I’m so excited, I could just scream…

So during a recent, much-needed therapy session, I revealed an aspect of myself that leads into today’s Million-Dollar Question:

When does empathy border on the pathological?


For as long as I can remember, I’ve had a quirk about my imagination that I’ve never told anybody about before said therapy session, which I personally feel borders on that fine line between demonstrating empathy and some sort of twisted pathology.

Now to note what my therapist said, she feels that it demonstrates a form of empathic thinking, but it still bothers me that my imagination runs in this direction.

Hold up, Jon! What direction where? What exactly do you imagine about other people? Do we even want to know? Is it THAT kind of thing?

Relax, it’s nothing like THAT. For as long as I can remember, I could see a happy stranger… it could be a random person on the street or a person in a commercial… Whoever it is, this person is happy… But for some sick, demented reason, my mind’s eye goes out of its way to attempt to imagine what this person is like when he or she is angry or otherwise upset.

That’s where I feel it becomes pathological. It’s one thing to see a celebrity and wonder what his or her daily life is like, but it’s completely different, and I’d go as far as to say unnecessary, to imagine a random stranger getting upset.

Even after my therapist did her best to convince me that it’s just my mind trying to understand others’ emotions better, I’m not entirely convinced that it’s not a pathological behavior. So, I’m opening the conversation to you guys.

What’s your spin on this?


PSA: Words Defy Me…

Now I know how Mom felt when I was 15; I’m stunned speechless. But, because a former Scientologist saw the Tide Pod Challenge (DO NOT PARTICIPATE IN THAT, BY THE WAY) and said, “Hold my beer,” I don’t have that option anymore.

Apparently, some desperate parents out there have decided that The Great Schism of Autism is not worth resolving. This, dear readers, is why we cannot have nice things.

*sigh* Introducing… the new “PSA” category for The Aspie Dialogues blog posts.

I’ll cut to the end and show how I got there. Here goes…

PLEASE! DO NOT… I REPEAT…. DO NOT FORCE YOUR NEURODIVERSE CHILD TO CONSUME BLEACH AS A “MIRACLE CURE FOR AUTISM.”

You think I’m making this up. I can see the looks on your faces.

Jon, that’s horrifying! Who would ever…

Desperate parents trying to ‘cure’ autism by giving children bleach …

Parents are making their children drink bleach to ‘cure’ them of autism

Oh. Wow. I… Wow.

Stop the planet; I want to get off! Just drop me off at the nearest sun. I’ll take it from there.

Even IFLScience picked up the story:

Parents Are Forcing Children To Drink Bleach To “Cure” Autism …

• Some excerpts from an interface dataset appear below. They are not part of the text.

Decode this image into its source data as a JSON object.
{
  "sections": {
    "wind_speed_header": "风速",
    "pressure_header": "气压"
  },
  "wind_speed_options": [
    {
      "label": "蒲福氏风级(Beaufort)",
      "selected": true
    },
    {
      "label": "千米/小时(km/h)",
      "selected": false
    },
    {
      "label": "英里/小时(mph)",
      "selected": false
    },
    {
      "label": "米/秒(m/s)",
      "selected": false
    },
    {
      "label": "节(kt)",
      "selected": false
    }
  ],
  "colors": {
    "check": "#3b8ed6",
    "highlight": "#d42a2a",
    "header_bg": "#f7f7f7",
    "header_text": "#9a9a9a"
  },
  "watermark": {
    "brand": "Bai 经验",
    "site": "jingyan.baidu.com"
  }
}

I know IFLScience isn’t exactly the most credible source on the internet, but when they pick up a story like this, I listen.

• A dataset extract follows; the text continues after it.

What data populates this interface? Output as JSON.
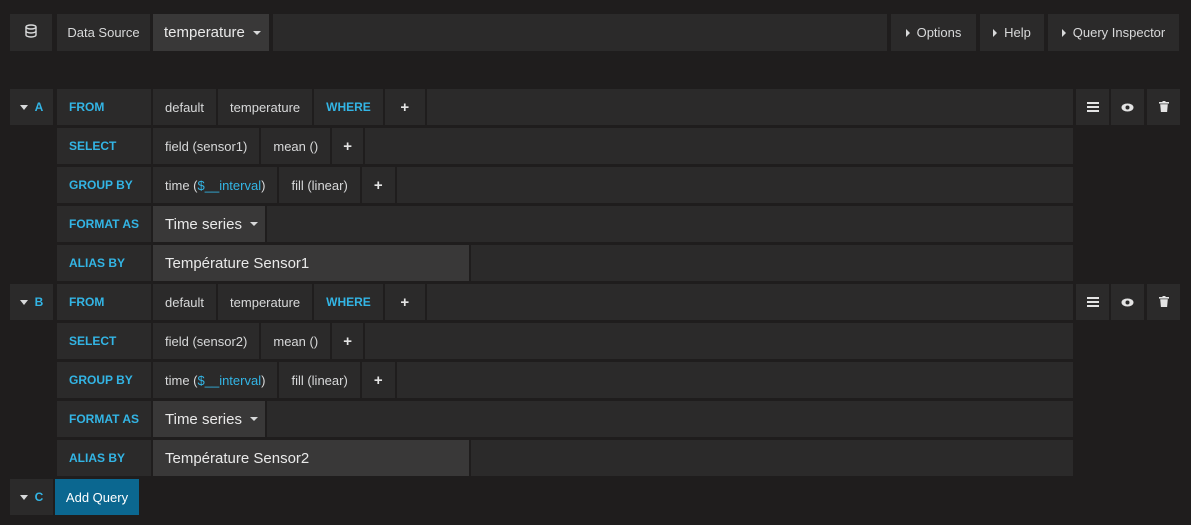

The Autism Wikia page on the subject

Dear lord! There’s even one of those, too?!

I’m afraid it’s that much of a problem in the community.  Just read this excerpt from the Autism Wikia page:

Parents are urged not to use bleach on their children. Autism is better than death. As autism is lifelong, and parents should instead focus on therapies that will help their individual child grow into a happy, healthy autistic adult.

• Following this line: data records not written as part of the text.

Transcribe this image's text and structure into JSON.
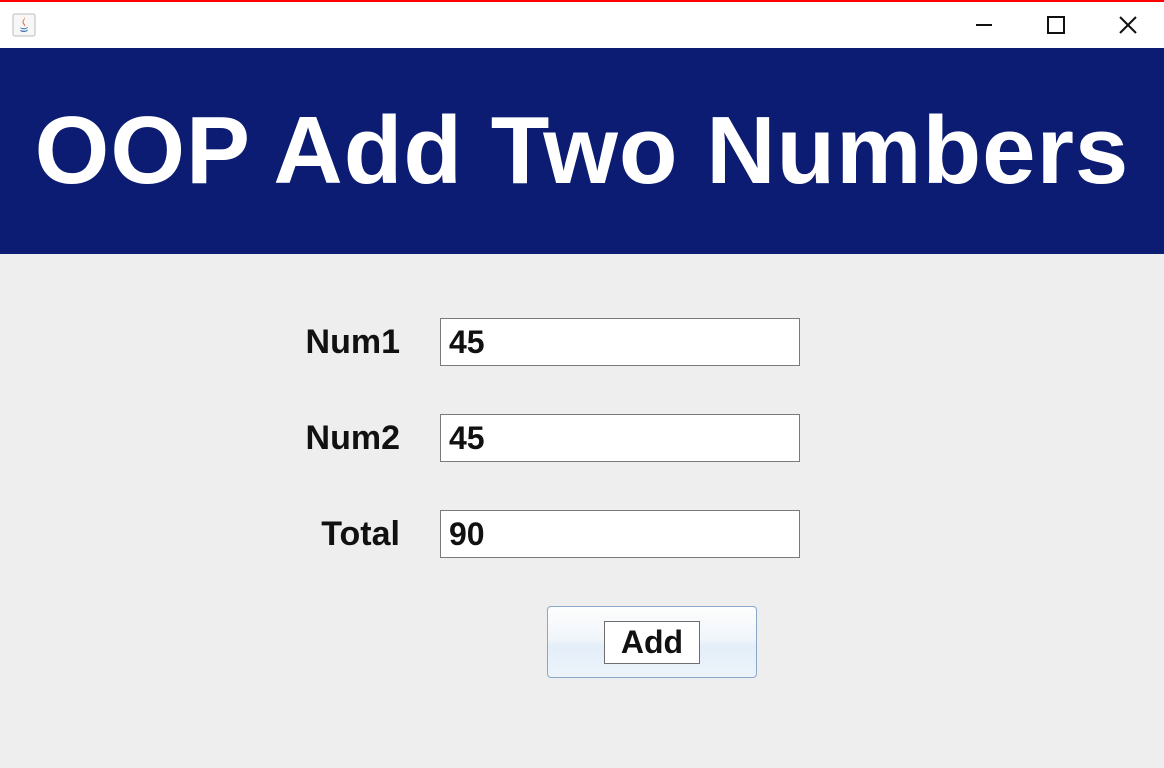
{
  "window": {
    "title": ""
  },
  "banner": {
    "heading": "OOP Add Two Numbers"
  },
  "form": {
    "num1": {
      "label": "Num1",
      "value": "45"
    },
    "num2": {
      "label": "Num2",
      "value": "45"
    },
    "total": {
      "label": "Total",
      "value": "90"
    }
  },
  "buttons": {
    "add": "Add"
  },
  "colors": {
    "banner_bg": "#0b1c72",
    "content_bg": "#eeeeee",
    "accent_red": "#ff0000"
  }
}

Let me highlight the most important sentence of that paragraph for you, in case you need to save it for later:

Autism is better than death.

One more time:

AUTISM IS BETTER THAN DEATH.

I used to think this was common sense, but apparently, the internet applies its logic wherever and whenever it wants.

So, thank you, Church of Scientology. It wasn’t enough you had to blur the lines between religion and hoax, now it seems you’ve moved onto more relevant lines to blur. Lines like health, science, and hoax should never be blurred. EVER. This is how we end up in situations like The Great Schism of Autism, in the first place.

When a Wikia page feels the to clarify that any atypical condition of life is better than death, that’s a huge problem. It’s one that requires our immediate attention to rectify NOW.

So, hold MY beer before I throw it at the next NT I see within range.

A picture is worth 1,000 words…

OH! And in case I didn’t make myself clear before, stop giving your kids bleach drinks and enemas. Kthxbye!

This has been an Aspie Dialogues Public Service Announcement.